Think It Over
I am really big into analysis. Be it politics, relationships, education or whatever, I truly enjoy figuring out how and why things happen.
I found myself picking my jaw off the ground twice in the past 18 hours. Yesterday, as I did my normal afternoon research into whatever flew into my mind, I read that people like me use their brain as a defense mechanism.
It’s very common for a person to over intellectualize their situation. It’s also incredibly common to dissociate their intellect from their feelings. I am a HUGE practitioner of both.
I find it incredibly easy to take emotion out if a situation and work problems from an intellectual level. Removing emotion makes it easier to confront things. I, being a good Vulcan (dear god, I cannot believe I wrote that and didn’t edit it out), try to keep emotion away as much as possible.
My Bride has been talking about it since this entire mess kicked off. My personal therapist has NOT picked up on it. Our marriage therapist has seen it and commented on it. To my knowledge, none of them have said anything about those practices being a defense mechanism to keep me from dealing with my pain.
I like to work as clinically as possible. So what?
In order to deal with my issues, I have to learn how to deal with my emotions. There’s a LOT of pain within me that must get out. Being clinical merely delays the process.
Sex Addicts generally come from dysfunctional families of extremes. Parents are either too strict or not at all strict, completely absent or helicopter parents. Abuse is also a huge part of sex addiction.

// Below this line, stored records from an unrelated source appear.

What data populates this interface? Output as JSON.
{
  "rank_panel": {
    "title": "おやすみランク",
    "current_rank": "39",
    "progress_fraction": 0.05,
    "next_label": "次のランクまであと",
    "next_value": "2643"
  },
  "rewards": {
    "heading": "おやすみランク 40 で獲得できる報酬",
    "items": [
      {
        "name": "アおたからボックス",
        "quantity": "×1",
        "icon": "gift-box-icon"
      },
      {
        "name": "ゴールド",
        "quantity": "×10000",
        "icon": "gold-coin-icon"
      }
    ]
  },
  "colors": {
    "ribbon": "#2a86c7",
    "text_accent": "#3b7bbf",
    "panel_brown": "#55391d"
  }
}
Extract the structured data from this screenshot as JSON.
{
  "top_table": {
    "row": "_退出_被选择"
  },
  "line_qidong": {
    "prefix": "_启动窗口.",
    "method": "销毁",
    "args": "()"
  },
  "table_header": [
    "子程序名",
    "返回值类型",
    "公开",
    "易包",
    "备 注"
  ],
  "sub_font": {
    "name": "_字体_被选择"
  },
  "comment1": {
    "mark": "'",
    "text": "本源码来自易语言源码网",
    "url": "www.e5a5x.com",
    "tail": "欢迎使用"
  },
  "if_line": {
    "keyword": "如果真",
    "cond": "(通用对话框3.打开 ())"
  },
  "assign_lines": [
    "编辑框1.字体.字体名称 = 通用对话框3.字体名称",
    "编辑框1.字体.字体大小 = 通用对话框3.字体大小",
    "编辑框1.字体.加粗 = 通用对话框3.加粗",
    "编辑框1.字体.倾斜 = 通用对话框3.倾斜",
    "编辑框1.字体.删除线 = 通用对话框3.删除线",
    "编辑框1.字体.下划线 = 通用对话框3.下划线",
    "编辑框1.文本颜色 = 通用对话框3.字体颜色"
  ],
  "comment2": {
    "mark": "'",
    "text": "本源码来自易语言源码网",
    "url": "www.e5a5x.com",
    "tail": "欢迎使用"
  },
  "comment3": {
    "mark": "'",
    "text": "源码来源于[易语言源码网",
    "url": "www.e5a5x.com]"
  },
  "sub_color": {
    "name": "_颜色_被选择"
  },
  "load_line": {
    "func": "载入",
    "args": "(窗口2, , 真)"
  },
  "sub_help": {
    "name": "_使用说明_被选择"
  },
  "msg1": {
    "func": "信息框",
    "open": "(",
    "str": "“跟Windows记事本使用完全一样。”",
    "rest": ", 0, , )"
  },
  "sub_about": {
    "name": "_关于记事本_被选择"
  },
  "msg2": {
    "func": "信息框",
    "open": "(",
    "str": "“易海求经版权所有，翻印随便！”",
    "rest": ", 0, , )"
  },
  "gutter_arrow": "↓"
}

I was abused every way possible. My father was overly strict, my mother tried to be strict but ended up as a door mat.
Here’s where round 2 of picking up my jaw happened.

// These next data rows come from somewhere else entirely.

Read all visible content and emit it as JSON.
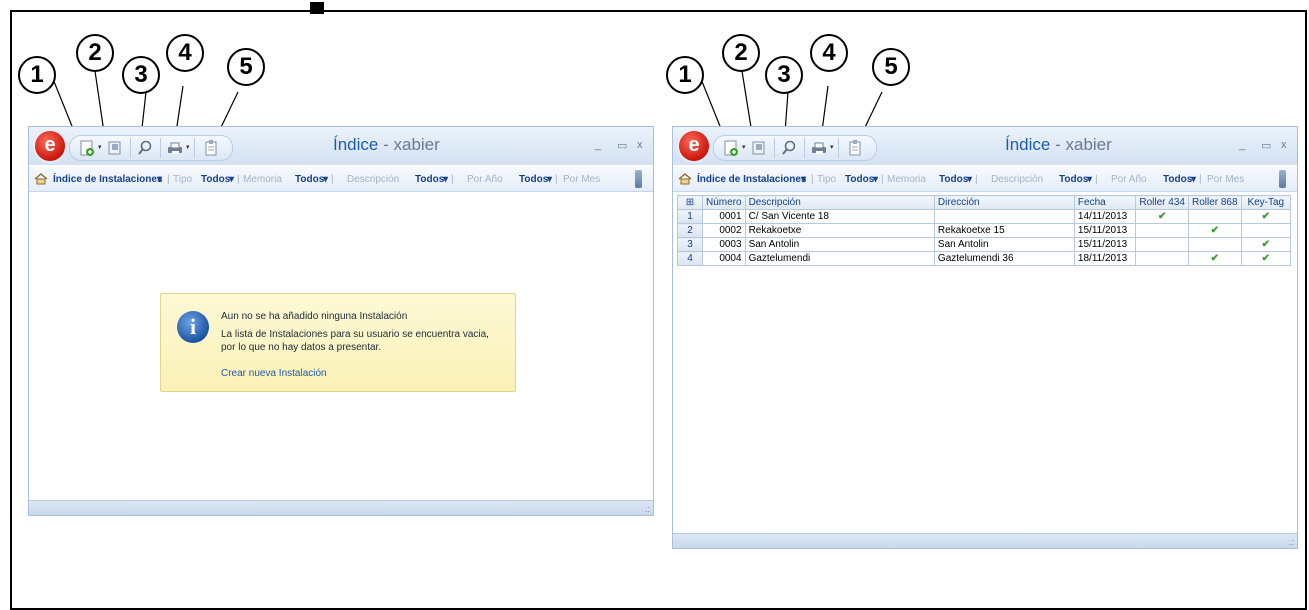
{
  "callouts": [
    "1",
    "2",
    "3",
    "4",
    "5"
  ],
  "app": {
    "logo_letter": "e",
    "title": "Índice",
    "title_separator": " - ",
    "user": "xabier",
    "minimize": "_",
    "maximize": "▭",
    "close": "x"
  },
  "toolbar": {
    "index_label": "Índice de Instalaciones",
    "dropdown": "▾",
    "tipo_label": "Tipo",
    "memoria_label": "Memoria",
    "descripcion_label": "Descripción",
    "por_anio_label": "Por Año",
    "por_mes_label": "Por Mes",
    "todos_label": "Todos",
    "separator": "|"
  },
  "empty_state": {
    "title": "Aun no se ha añadido ninguna Instalación",
    "message": "La lista de Instalaciones para su usuario se encuentra vacia, por lo que no hay datos a presentar.",
    "link": "Crear nueva Instalación"
  },
  "grid": {
    "columns": [
      "Número",
      "Descripción",
      "Dirección",
      "Fecha",
      "Roller 434",
      "Roller 868",
      "Key-Tag"
    ],
    "check_mark": "✔",
    "rows": [
      {
        "row": "1",
        "numero": "0001",
        "descripcion": "C/ San Vicente 18",
        "direccion": "",
        "fecha": "14/11/2013",
        "roller434": true,
        "roller868": false,
        "keytag": true
      },
      {
        "row": "2",
        "numero": "0002",
        "descripcion": "Rekakoetxe",
        "direccion": "Rekakoetxe 15",
        "fecha": "15/11/2013",
        "roller434": false,
        "roller868": true,
        "keytag": false
      },
      {
        "row": "3",
        "numero": "0003",
        "descripcion": "San Antolin",
        "direccion": "San Antolin",
        "fecha": "15/11/2013",
        "roller434": false,
        "roller868": false,
        "keytag": true
      },
      {
        "row": "4",
        "numero": "0004",
        "descripcion": "Gaztelumendi",
        "direccion": "Gaztelumendi 36",
        "fecha": "18/11/2013",
        "roller434": false,
        "roller868": true,
        "keytag": true
      }
    ]
  },
  "colors": {
    "accent": "#15428b",
    "title_blue": "#1f5fa8",
    "check_green": "#3a9a2a",
    "info_bg": "#faf1b6"
  },
  "icons": [
    "new-document-icon",
    "open-icon",
    "search-icon",
    "print-icon",
    "clipboard-icon",
    "home-icon",
    "info-icon",
    "resize-grip-icon"
  ]
}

I was reading an article, written by a pretty well known sex therapist, that spoke about sex addicts being codependent.
It may not be immediately obvious why this is so. Addicts appear to be focused mainly on themselves. Typically they:
-are sexually compulsive outside of the relationship
-are intimacy avoidant
-use coping skills which create distance
-lead a double life
We typically think of the spouse or partner of the addict on the other hand as the codependent:
-fearful of abandonment
-enmeshed and preoccupied with their partner
-emotionally constricted or volatile
-subject to self-doubt and insecurity.
And yet most married sex addicts entering treatment (more often they are men but by no means always) exhibit exactly these signs of codependency. They may exhibit them more than their supposedly “co-addict” partners.
Well, hell. That kinda explains why I spend so much time fretting over everything BUT my recovery.
My codependency was something I knew was a major problem in our marriage. I just didn’t know how big. Come to find out, all consuming.
THIS is why I have to stop over intellectualizing my problems. I have to deal with the pain.
I’ve NEVER been a part of a healthy relationship. I’m not capable of that, yet…I hope.
I’ll be damned if I’m not going to try and conquer this.